These ministries also had displays set up around the Douglas Ballroom in the University of Utah Guest House and Conference Center where the convention was held. Agency representatives often included the president or executive/general director, giving delegates the opportunity to talk to significant leaders of these Mennonite Brethren and inter-Mennonite ministries. Representatives from the two colleges, MB Foundation, USMB Youth and MCC served as resource speakers for workshops during the convention and/or Pastors’ Conference.
Several ministries were National Convention sponsors. Tabor College provided the name tags and lanyards. MB Foundation sponsored a ministry tour of Salt Lake City and South Mountain Community Church campuses. MB Mission/C2C and Mennonite Central Committee (MCC) sponsored two of the convention breaks. C2C provided each delegate with a copy of the book, Gospel Fluency by Jeff Vanderstelt and published by Crossway. MCC also hosted an alumni and friends gathering during the Thursday night dessert reception.
In other business
In other business, Thursday evening Leadership Board chair Marv Schellenberg called the convention to order, led a roll call of delegates by district and appointed Dennis Fast as parliamentarian and Pat Coyle, Michelle Hiett and Rachel Ediger as the minute review committee.
Friday morning Don Morris, USMB national director, led in a memorial service that recognized the service of USMB pastors H.H. Dick and Jose Elizondo, of the Pacific District; Ricardo Pena, of the LAMB Conference; Harold White Face, Central District; and Earl Yount, North Carolina District, who died during the past biennial.
Delegates were given a USMB budget update from Leadership Board treasurer David Hardt, and chair Schellenberg encouraged churches to financial support the national conference.
Delegates affirmed the slate of nominees and Schellenberg commissioned the newly affirmed board members for service during a time of prayer.
The convention marked the end of Schellenberg’s term as moderator and Leadership Board chair. He introduced Hardt, who has served as the Leadership Board treasurer, as the new Leadership Board chair. Tharen Spahr, Wichita, Kansas, who was elected to the Leadership Board during the convention, will be the new treasurer.
Connie Faber joined the magazine staff in 1994 and assumed the duties of editor in 2004. She has won awards from the Evangelical Press Association for her writing and editing. Faber is the co-author of Family Matters: Discovering the Mennonite Brethren.

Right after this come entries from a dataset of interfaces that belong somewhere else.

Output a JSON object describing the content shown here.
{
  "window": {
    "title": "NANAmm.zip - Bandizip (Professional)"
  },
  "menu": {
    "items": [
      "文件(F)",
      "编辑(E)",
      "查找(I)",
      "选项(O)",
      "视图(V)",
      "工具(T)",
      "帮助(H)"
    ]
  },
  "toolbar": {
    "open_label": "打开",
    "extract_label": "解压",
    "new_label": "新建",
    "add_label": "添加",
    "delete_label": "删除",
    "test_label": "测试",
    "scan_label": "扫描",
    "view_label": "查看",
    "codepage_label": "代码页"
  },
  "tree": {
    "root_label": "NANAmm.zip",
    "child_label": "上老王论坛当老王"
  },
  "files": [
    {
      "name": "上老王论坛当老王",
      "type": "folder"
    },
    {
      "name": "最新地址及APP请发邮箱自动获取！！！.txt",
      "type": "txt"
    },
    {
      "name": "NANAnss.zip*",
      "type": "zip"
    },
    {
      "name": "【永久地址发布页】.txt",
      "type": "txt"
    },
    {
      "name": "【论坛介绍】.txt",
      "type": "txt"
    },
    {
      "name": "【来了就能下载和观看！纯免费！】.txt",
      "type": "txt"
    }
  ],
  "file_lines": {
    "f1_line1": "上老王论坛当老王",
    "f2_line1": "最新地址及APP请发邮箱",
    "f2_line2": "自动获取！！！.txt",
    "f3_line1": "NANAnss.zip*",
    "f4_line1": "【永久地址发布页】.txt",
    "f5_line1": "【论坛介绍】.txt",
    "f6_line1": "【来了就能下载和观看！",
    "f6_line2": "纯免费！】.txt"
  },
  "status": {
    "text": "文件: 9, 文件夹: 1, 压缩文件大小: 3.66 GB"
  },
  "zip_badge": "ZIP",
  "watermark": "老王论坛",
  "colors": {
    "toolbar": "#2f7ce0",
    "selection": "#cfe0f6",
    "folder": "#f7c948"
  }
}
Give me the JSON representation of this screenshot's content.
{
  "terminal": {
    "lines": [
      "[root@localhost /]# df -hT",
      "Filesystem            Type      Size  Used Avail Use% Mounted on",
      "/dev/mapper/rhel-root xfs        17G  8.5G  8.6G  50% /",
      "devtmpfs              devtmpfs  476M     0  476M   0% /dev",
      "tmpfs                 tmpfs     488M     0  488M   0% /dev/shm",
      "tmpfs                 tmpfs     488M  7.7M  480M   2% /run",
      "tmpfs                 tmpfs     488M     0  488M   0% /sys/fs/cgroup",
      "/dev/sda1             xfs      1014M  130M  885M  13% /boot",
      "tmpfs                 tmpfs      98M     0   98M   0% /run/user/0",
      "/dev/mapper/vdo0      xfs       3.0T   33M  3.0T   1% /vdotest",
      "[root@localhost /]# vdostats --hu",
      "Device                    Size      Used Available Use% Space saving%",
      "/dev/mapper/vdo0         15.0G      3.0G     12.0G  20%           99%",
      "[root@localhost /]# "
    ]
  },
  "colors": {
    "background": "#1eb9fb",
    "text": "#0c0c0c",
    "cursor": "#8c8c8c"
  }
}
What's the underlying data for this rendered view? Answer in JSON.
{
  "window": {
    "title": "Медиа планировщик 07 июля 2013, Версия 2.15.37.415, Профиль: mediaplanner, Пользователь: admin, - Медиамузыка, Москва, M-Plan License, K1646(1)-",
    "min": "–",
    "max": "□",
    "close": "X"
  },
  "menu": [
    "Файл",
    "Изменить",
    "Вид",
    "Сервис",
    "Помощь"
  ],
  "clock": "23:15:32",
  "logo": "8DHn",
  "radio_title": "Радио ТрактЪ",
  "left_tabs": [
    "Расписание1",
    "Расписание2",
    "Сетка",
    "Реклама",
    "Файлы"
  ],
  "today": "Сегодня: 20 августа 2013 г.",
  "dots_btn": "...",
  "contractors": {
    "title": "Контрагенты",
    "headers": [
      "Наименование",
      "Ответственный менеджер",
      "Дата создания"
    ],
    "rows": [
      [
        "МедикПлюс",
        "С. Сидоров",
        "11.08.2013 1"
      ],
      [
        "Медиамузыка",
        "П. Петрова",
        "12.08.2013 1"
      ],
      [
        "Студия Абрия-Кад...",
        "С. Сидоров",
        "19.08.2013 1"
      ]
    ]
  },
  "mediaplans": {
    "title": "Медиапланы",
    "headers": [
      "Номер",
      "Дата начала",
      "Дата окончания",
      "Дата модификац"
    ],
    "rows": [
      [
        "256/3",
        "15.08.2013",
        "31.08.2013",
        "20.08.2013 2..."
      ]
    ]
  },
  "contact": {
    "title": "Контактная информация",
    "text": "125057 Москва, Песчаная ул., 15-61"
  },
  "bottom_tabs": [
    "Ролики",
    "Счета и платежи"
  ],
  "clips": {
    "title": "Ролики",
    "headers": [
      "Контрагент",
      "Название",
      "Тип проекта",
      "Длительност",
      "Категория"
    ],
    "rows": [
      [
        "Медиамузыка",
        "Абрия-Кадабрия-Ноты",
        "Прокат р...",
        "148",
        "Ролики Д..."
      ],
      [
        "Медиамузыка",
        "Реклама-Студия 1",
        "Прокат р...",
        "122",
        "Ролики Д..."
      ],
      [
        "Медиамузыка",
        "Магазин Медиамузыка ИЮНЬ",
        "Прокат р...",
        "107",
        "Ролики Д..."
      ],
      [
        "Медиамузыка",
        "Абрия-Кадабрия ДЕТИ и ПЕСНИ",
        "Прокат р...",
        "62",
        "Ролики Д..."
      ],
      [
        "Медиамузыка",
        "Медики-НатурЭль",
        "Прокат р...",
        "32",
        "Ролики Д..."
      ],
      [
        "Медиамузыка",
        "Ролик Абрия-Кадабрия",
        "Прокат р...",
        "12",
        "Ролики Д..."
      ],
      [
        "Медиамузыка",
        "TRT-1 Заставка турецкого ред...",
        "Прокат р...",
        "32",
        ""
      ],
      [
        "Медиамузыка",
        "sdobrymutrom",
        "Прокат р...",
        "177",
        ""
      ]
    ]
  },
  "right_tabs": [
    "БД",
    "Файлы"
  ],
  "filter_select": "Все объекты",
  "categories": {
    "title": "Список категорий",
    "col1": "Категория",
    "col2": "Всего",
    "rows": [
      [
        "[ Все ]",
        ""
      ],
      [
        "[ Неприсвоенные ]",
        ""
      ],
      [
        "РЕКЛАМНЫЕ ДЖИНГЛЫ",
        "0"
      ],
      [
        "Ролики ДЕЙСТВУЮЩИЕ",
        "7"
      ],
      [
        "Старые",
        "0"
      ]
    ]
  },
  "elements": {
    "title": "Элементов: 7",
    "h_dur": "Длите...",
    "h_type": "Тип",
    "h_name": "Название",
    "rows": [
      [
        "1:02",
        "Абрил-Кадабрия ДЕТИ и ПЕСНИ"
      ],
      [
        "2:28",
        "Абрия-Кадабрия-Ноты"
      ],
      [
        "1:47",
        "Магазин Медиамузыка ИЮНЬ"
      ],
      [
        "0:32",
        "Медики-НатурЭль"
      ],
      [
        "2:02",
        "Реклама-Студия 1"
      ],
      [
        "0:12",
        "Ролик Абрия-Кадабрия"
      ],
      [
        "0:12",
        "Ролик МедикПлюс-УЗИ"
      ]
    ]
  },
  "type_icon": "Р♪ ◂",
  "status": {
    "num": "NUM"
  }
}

She and her husband, David, have two daughters, one son, one daughter-in-law, one son-in-law and one grandson. They are members of Ebenfeld MB Church in Hillsboro, Kansas.